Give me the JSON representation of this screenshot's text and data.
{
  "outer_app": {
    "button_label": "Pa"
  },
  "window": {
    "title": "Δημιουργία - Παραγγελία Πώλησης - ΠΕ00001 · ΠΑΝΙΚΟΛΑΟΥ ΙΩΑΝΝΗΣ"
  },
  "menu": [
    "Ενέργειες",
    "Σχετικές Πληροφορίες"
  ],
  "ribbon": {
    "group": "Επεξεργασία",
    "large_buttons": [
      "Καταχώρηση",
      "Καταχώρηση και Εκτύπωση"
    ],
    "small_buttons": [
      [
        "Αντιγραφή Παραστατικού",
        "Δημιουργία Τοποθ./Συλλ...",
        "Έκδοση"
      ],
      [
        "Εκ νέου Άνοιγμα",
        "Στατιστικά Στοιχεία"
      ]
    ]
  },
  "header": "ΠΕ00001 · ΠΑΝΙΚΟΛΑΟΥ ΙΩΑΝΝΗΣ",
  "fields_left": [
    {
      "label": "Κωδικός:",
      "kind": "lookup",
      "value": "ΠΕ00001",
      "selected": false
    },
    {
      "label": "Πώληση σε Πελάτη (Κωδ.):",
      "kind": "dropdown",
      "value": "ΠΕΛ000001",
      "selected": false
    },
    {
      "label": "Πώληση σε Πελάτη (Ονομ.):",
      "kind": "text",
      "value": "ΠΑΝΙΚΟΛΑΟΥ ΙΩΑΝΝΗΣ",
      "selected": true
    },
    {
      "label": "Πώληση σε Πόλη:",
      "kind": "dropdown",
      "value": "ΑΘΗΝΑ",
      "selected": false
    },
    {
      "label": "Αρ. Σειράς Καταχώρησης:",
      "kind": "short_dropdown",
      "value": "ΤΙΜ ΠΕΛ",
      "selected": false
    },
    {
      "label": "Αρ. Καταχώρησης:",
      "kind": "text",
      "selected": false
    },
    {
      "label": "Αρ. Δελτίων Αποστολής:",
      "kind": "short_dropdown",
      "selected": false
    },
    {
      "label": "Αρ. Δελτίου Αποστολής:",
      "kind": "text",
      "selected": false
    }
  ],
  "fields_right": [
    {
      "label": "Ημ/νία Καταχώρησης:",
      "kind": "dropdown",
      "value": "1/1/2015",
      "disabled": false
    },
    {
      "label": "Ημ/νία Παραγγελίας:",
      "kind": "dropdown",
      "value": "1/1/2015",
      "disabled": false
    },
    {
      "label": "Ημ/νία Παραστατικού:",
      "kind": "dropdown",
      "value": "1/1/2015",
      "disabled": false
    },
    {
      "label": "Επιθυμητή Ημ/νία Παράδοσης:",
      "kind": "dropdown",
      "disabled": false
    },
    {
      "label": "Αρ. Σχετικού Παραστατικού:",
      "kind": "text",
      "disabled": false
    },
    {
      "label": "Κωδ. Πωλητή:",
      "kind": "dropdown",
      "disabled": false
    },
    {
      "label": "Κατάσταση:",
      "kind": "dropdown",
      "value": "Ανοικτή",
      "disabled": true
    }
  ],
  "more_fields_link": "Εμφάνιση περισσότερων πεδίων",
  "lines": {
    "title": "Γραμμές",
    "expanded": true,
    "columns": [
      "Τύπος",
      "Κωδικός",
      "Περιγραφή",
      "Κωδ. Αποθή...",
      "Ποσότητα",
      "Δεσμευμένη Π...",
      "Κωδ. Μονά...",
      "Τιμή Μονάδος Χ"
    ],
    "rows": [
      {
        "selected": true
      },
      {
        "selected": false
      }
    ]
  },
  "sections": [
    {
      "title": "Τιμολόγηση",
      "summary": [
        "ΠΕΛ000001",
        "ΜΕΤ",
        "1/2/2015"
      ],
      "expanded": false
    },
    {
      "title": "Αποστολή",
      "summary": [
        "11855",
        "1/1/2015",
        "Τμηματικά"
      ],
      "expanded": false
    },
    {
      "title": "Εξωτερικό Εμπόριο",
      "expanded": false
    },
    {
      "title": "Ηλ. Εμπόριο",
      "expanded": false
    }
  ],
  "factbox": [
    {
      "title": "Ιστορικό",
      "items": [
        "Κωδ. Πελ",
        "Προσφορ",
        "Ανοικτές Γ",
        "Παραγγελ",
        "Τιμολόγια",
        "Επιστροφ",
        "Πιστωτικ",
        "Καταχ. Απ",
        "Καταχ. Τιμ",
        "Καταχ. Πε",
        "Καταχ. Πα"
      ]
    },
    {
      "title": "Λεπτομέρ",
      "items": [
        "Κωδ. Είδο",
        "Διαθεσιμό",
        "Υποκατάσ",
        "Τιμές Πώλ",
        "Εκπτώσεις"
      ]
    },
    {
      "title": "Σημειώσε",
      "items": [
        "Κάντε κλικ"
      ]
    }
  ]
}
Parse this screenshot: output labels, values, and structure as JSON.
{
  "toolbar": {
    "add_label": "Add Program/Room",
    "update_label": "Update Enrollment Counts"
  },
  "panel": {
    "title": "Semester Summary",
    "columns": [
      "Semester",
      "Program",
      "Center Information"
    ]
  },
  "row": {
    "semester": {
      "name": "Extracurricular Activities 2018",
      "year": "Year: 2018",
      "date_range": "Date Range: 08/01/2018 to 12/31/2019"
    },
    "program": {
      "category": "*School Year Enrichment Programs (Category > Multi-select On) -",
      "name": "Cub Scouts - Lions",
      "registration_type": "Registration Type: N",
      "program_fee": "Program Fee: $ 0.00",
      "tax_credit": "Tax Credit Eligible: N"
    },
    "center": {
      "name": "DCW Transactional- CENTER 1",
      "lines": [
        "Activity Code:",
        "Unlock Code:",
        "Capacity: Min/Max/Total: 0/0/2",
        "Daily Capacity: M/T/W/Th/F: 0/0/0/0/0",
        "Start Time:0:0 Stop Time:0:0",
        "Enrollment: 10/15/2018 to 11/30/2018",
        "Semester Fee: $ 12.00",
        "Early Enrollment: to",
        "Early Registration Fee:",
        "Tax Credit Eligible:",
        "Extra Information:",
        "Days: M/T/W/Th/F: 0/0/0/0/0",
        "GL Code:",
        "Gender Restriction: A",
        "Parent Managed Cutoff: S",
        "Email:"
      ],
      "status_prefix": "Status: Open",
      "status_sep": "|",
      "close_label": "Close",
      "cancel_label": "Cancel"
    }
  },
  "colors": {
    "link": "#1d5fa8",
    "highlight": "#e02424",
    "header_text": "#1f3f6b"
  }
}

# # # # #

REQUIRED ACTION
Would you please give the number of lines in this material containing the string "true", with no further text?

RESPONSE TO THIS TASK
4